• Problem to work on: Scan the entries below for the word "Дата" and copy every line in which it occurs.

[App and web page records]
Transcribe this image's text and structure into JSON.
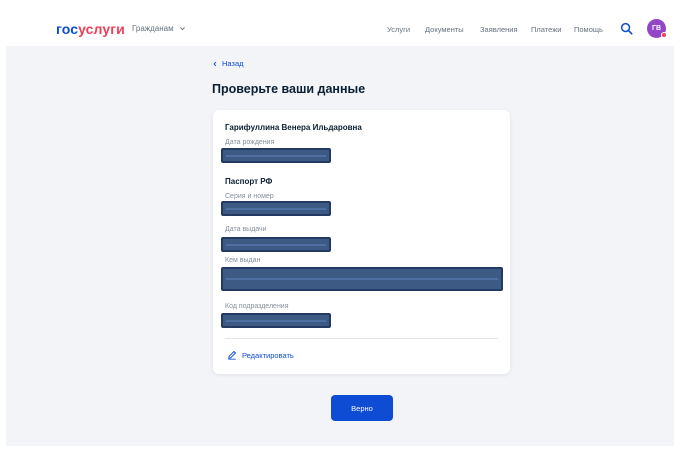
{
  "header": {
    "logo_part1": "гос",
    "logo_part2": "услуги",
    "role": "Гражданам",
    "nav": [
      "Услуги",
      "Документы",
      "Заявления",
      "Платежи",
      "Помощь"
    ],
    "avatar_initials": "ГВ"
  },
  "main": {
    "back_label": "Назад",
    "title": "Проверьте ваши данные"
  },
  "card": {
    "full_name": "Гарифуллина Венера Ильдаровна",
    "birth_label": "Дата рождения",
    "passport_title": "Паспорт РФ",
    "series_label": "Серия и номер",
    "issue_date_label": "Дата выдачи",
    "issued_by_label": "Кем выдан",
    "division_code_label": "Код подразделения",
    "edit_label": "Редактировать"
  },
  "confirm_label": "Верно",
  "colors": {
    "brand_blue": "#0d4cd3",
    "brand_red": "#ee3f58",
    "avatar": "#9147c6",
    "background": "#f2f4f7"
  }
}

• Answer space:
    "birth_label": "Дата рождения",
    "issue_date_label": "Дата выдачи",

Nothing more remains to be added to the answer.